On the other hand there are a small percentage of people who cheat. They use international- possibly criminally involved groups- to buy votes to win voting competitions. They use computer scripts to enter online competitions under different names, with different emails and addresses to gain an unfair advantage over other entrants in a competition. These people are more likely to be encountered in very large and very well published competitions. It is possible that these people may not only be breaching competition terms and conditions, and may therefore be disqualified, but also breaching the law. It is a crime to obtain a financial advantage by deception.

How can promoters manage this?

Promoters must first understand that a competition will attract both the casual entrant and the prize fanatic. There is nothing wrong with a prize fanatic entering a competition a thousand times if the competition terms and conditions allow an unlimited number of entries per person.

Competition terms and conditions must be drafted to carefully consider the various types of people who may enter and the objective of the Promoter. If a promoter wishes to limit the number of entries per person they should also consider using a validation processes to stop the potential for someone to enter using different IP addresses, emails, and variations on their name. The competition terms should clearly state the rules in regards to entering in the entrants own name and in relation to scripting and using a third party to enter on their behalf. CAPTCHA code should be used for all online competitions as this requires an entrant to enter in letters from an image and reduces the risk of scripting to be used.

There are some website which charge entrants a fee for the website to enter a competition on their behalf. Trade promotion laws prohibit a person being charged a fee to enter and it will be interesting to see the regulator’s response to this shortly.

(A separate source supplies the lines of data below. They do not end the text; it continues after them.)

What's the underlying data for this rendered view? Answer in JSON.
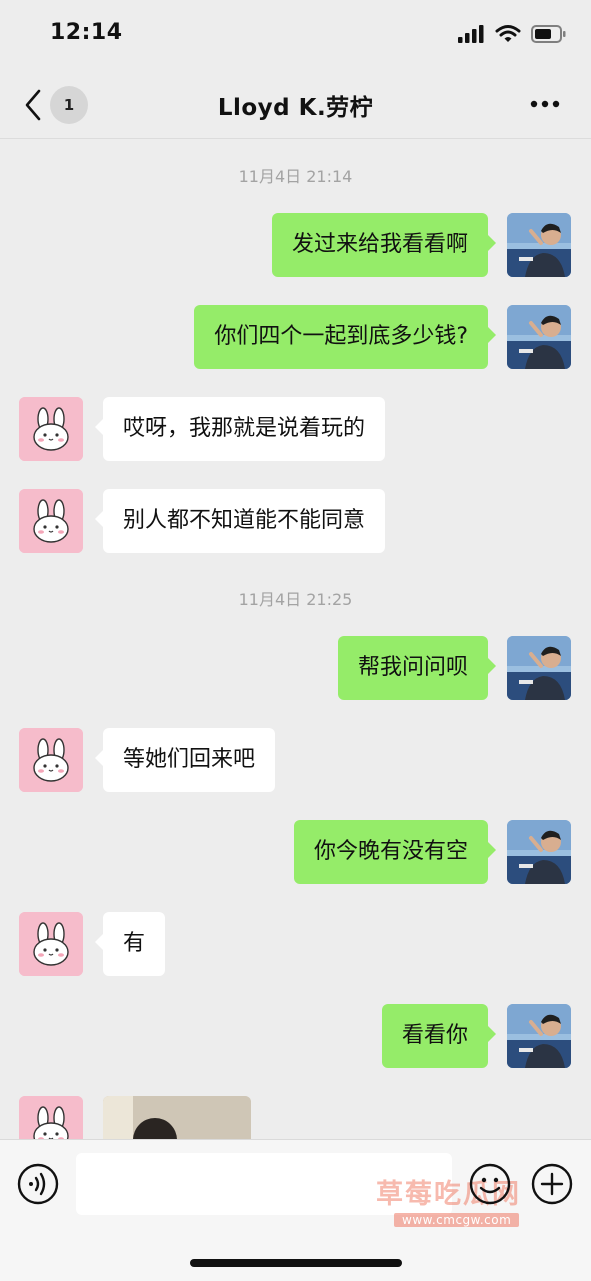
{
  "status_bar": {
    "time": "12:14"
  },
  "nav": {
    "back_badge": "1",
    "title": "Lloyd K.劳柠"
  },
  "colors": {
    "sent_bubble": "#95ec69",
    "recv_bubble": "#ffffff",
    "background": "#ededed"
  },
  "messages": {
    "ts1": "11月4日 21:14",
    "m1": "发过来给我看看啊",
    "m2": "你们四个一起到底多少钱?",
    "m3": "哎呀，我那就是说着玩的",
    "m4": "别人都不知道能不能同意",
    "ts2": "11月4日 21:25",
    "m5": "帮我问问呗",
    "m6": "等她们回来吧",
    "m7": "你今晚有没有空",
    "m8": "有",
    "m9": "看看你"
  },
  "input_bar": {
    "message_value": ""
  },
  "watermark": {
    "text": "草莓吃瓜网",
    "url": "www.cmcgw.com"
  },
  "icons": {
    "back": "chevron-left-icon",
    "more": "more-dots-icon",
    "voice": "voice-icon",
    "emoji": "emoji-icon",
    "plus": "plus-icon",
    "contact_avatar": "bunny-avatar",
    "self_avatar": "user-photo-avatar"
  }
}
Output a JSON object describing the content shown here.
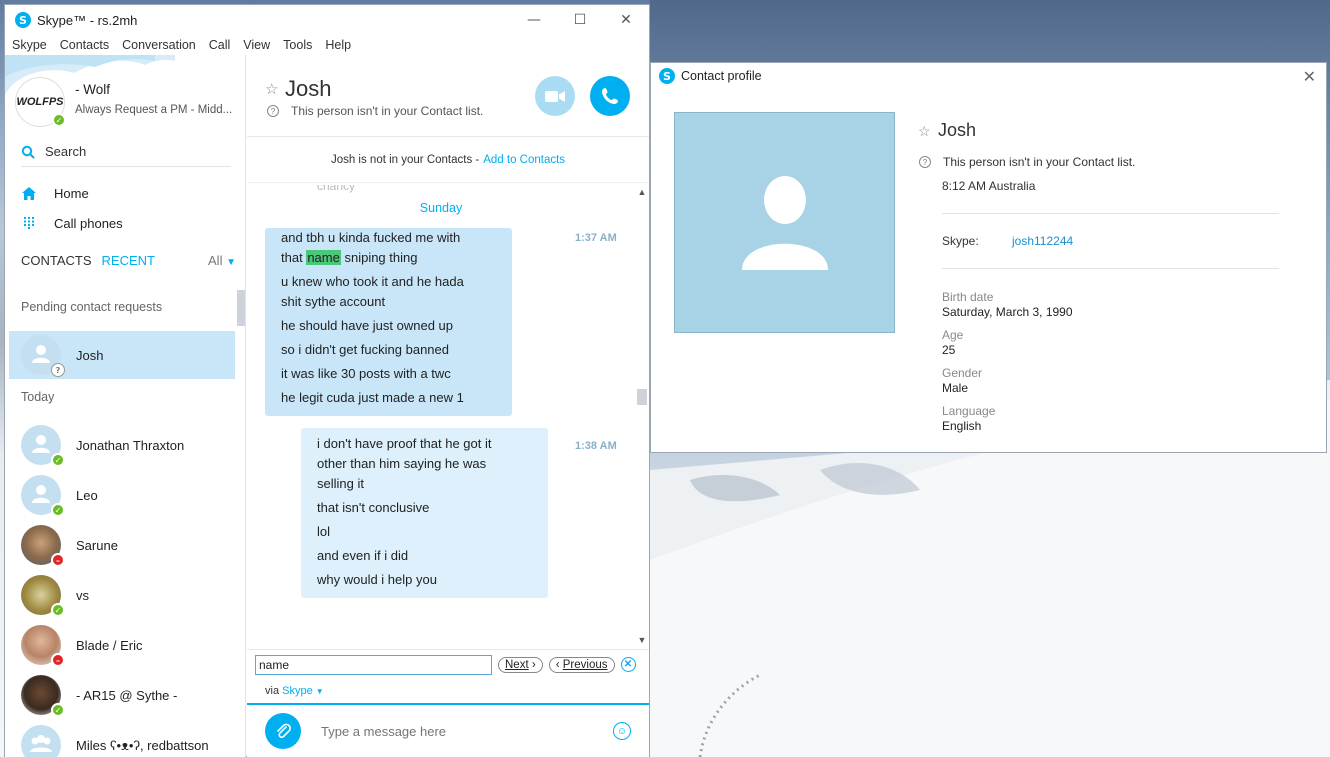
{
  "main_window": {
    "title": "Skype™ - rs.2mh",
    "controls": {
      "minimize": "—",
      "maximize": "☐",
      "close": "✕"
    },
    "menu": [
      "Skype",
      "Contacts",
      "Conversation",
      "Call",
      "View",
      "Tools",
      "Help"
    ]
  },
  "sidebar": {
    "profile": {
      "avatar_text": "WOLFPS",
      "name": "- Wolf",
      "mood": "Always Request a PM - Midd..."
    },
    "search_label": "Search",
    "nav": [
      {
        "label": "Home",
        "icon": "home-icon"
      },
      {
        "label": "Call phones",
        "icon": "dialpad-icon"
      }
    ],
    "tabs": {
      "contacts": "CONTACTS",
      "recent": "RECENT",
      "filter": "All"
    },
    "pending_header": "Pending contact requests",
    "pending": [
      {
        "name": "Josh",
        "presence": "unknown"
      }
    ],
    "today_header": "Today",
    "contacts": [
      {
        "name": "Jonathan Thraxton",
        "presence": "online"
      },
      {
        "name": "Leo",
        "presence": "online"
      },
      {
        "name": "Sarune",
        "presence": "busy"
      },
      {
        "name": "vs",
        "presence": "online"
      },
      {
        "name": "Blade / Eric",
        "presence": "busy"
      },
      {
        "name": "- AR15 @ Sythe -",
        "presence": "online"
      },
      {
        "name": "Miles ʕ•ᴥ•ʔ, redbattson",
        "presence": "group"
      }
    ]
  },
  "chat": {
    "contact_name": "Josh",
    "status": "This person isn't in your Contact list.",
    "notice_text": "Josh is not in your Contacts -",
    "notice_link": "Add to Contacts",
    "faded_text": "chancy",
    "day_label": "Sunday",
    "messages": [
      {
        "time": "1:37 AM",
        "from": "them",
        "lines": [
          "and tbh u kinda fucked me with",
          "u knew who took it and he hada",
          "shit sythe account",
          "he should have just owned up",
          "so i didn't get fucking banned",
          "it was like 30 posts with a twc",
          "he legit cuda just made a new 1"
        ],
        "line2_pre": "that",
        "line2_highlight": "name",
        "line2_post": "sniping thing"
      },
      {
        "time": "1:38 AM",
        "from": "me",
        "lines": [
          "i don't have proof that he got it",
          "other than him saying he was",
          "selling it",
          "that isn't conclusive",
          "lol",
          "and even if i did",
          "why would i help you"
        ]
      }
    ],
    "find": {
      "value": "name",
      "next": "Next",
      "previous": "Previous"
    },
    "via_label": "via",
    "via_service": "Skype",
    "compose_placeholder": "Type a message here"
  },
  "profile_window": {
    "title": "Contact profile",
    "name": "Josh",
    "status": "This person isn't in your Contact list.",
    "local_time": "8:12 AM Australia",
    "skype_label": "Skype:",
    "skype_id": "josh112244",
    "fields": [
      {
        "label": "Birth date",
        "value": "Saturday, March 3, 1990"
      },
      {
        "label": "Age",
        "value": "25"
      },
      {
        "label": "Gender",
        "value": "Male"
      },
      {
        "label": "Language",
        "value": "English"
      }
    ]
  },
  "colors": {
    "accent": "#00aff0",
    "online": "#6bbb24",
    "busy": "#e2252a",
    "bubble_them": "#c8e6f8",
    "bubble_me": "#ddf0fb",
    "highlight": "#4bc77a"
  }
}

How should a promoter respond in the case of cheating?

The above information is all fine and well until you actually experience a situation where you suspect someone has cheated. In such a situation you cannot simply disqualify the person without firstly considering whether: a) the person has actually cheated, b) the terms and conditions of your competition allow you to do so, c) any trade promotion permit conditions, and d) any other obligations you have. In some cases what may first appear to be cheating can turn out to be an entrant simply exploiting a loop hold in your terms and conditions and in such a situation you will just have to live with it.